**Task prompt**
Read the lines below and count those that have the word "heading". Respond with the number only.

Segment Open

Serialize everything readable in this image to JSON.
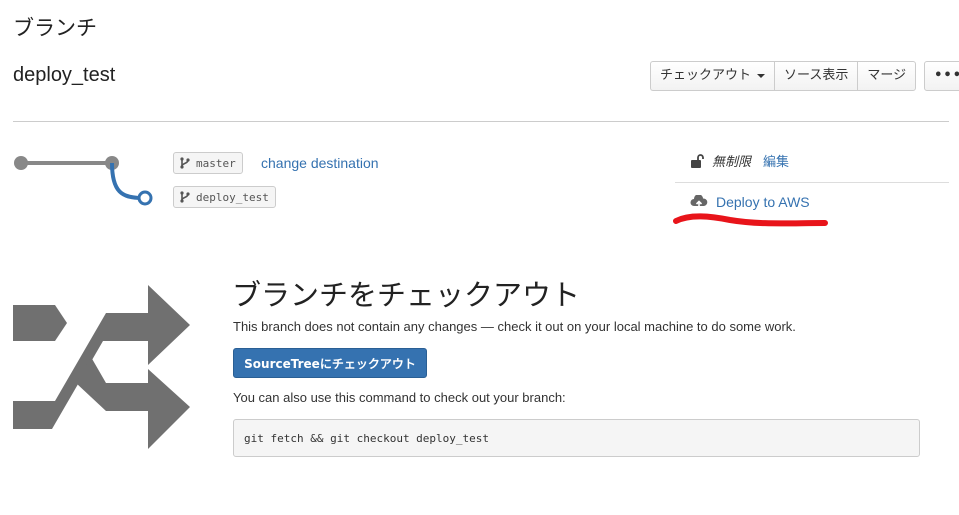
{
  "page": {
    "heading": "ブランチ"
  },
  "branch": {
    "name": "deploy_test"
  },
  "toolbar": {
    "checkout_label": "チェックアウト",
    "source_label": "ソース表示",
    "merge_label": "マージ",
    "more_label": "•••"
  },
  "graph": {
    "source_branch": "master",
    "target_branch": "deploy_test",
    "change_destination": "change destination"
  },
  "sidebar": {
    "permission_icon": "unlock-icon",
    "permission_label": "無制限",
    "edit_label": "編集",
    "deploy_icon": "cloud-upload-icon",
    "deploy_label": "Deploy to AWS"
  },
  "checkout_section": {
    "heading": "ブランチをチェックアウト",
    "description": "This branch does not contain any changes — check it out on your local machine to do some work.",
    "sourcetree_button": "SourceTreeにチェックアウト",
    "also_text": "You can also use this command to check out your branch:",
    "command": "git fetch && git checkout deploy_test"
  },
  "colors": {
    "link": "#3572b0",
    "primary_button": "#3572b0",
    "graph_line": "#888888",
    "graph_branch": "#3572b0",
    "annotation": "#e8141a"
  }
}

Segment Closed

**Response to the exercise**
2